HL Deb 22 September 1831 vol 7 cc480-2

On the Motion of Lord Tenterden, the House went into a Committee on the Prescription Bill.

The Bishop of Bristol

said, agreeably to an intimation on a former evening, he wished to suggest an alteration in this Bill, under a strong conviction of its expediency. Having already called the attention of the noble and learned Lord by whom the Bill was introduced, and of the noble and learned Lord on the Woolsack, to the subject, he hoped that the amendment which he had to propose would be approved by their Lordships. He trusted, that it was sufficiently evident that the learned and right reverend Prelates, among whom he had the honour to sit in that House, had done all in their power to remove any subject of just complaint against the Establishment, and to render it as unexceptionable as it could be made. He was equally anxious with the noble and learned Lord to see some limitation put to the period which had been hitherto allowed for invalidating fictitious claims to prescriptive payments in lieu of tithes. He should be one of the last persons in that House, as well from consideration of the clergy themselves, as from regard to the interest of the landholders, to encourage precarious litigation for the setting aside of any modus; and it must be admitted that the clergy were not eager to come forward in such contests. A noble Baron, lately obtained an order for a return of the number of suits which had been instituted with a view to subvert unfounded claims; and as the result of the inquiry had not been brought forward, he had a right to presume that not many of the causes had been found to be vexatious or frivolous. He should not have objected to the period of sixty years, and the three incumbencies, if it were not obvious that these might already have had their retrospective operation, and that, in consequence, a very large proportion, of the whole body of incumbents, who had submitted to alleged prescriptions without any apprehension of injuring the property of the Church, would, were the Bill to pass in its present form, be precluded from any power of asserting their rights, however capable of being sustained. It had appeared that the intelligent and practical men, who were consulted by the Commissioners of Real Property upon this subject, in general contemplated prospective arrangements. He begged leave, therefore, to propose, that no prescription should be deemed valid and indefeasible, in lieu of tithes, where the sixty years should have expired, till after three years of a third incumbency, in the appointment of some person, to take place after the passing of this Act.
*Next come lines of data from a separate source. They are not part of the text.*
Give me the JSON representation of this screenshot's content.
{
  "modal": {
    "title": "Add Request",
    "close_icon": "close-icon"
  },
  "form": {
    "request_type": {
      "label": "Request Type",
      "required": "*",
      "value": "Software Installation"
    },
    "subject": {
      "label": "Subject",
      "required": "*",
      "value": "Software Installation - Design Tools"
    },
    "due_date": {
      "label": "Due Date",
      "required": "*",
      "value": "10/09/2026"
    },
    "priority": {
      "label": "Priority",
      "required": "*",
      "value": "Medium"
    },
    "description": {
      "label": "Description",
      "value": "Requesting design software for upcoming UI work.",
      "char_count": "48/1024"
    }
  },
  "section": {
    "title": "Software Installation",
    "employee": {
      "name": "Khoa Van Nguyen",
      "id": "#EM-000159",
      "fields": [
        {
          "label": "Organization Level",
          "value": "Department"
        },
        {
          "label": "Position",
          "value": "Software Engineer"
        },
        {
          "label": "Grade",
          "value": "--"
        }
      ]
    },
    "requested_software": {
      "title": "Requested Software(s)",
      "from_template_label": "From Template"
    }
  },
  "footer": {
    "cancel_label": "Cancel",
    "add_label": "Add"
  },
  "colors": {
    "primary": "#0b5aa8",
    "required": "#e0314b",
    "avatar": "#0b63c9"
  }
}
The Earl of Eldon

cordially supported the amendment, which he thought was not only just, but necessary, to render the measure unobjectionable.

The Bishop of London

said, that in framing the Bill, it seemed to have been forgotten that the clergy were in a very different situation from the lay holder of tithes, whose property was in fee simple, and descendible to his heirs, and who therefore would take care not to let any modus or collusive payment be established; whereas the clergy, having only a life interest, and depending upon the nullum tempus principle, which made it practice- able for any of their successors to assert their rights, had suffered many of these rights to fall into disuse—some from inattention, some from poverty, some from a love of peace, and some from a fraudulent agreement with their patrons. The effect of the Bill, with respect to the clergy, would be to extinguish almost all doubtful claims; for no person would think of setting up a modus, which could not be proved to have been paid for more than sixty years; and it was not probable that one half of the clergy, who were prepared to prove the invalidity of moduses, would undertake to institute suits within three years from the passing of the Bill, after which time all claims would be foreclosed. The effect of limiting the institution of suits to so short a period would be peculiarly hard on the clergy. It would compel them to bring a vast number of causes into the Exchequer, at a time of all others most unfavourable to the assertion of their rights, and would load them with an obloquy which the lay impropriator might fearlessly defy, or they must be content to see their just claims for ever extinguished. For these reasons, satisfied as he was that putting an end to the nullum tempus principle would be not less advantageous to the interests of the Church, than due to the just rights of landed proprietors, he thought that a longer period than three years, after the passing of the Bill, ought to be allowed to the clergy for the institution of suits.

Amendment agreed to, Bill ordered to be reported.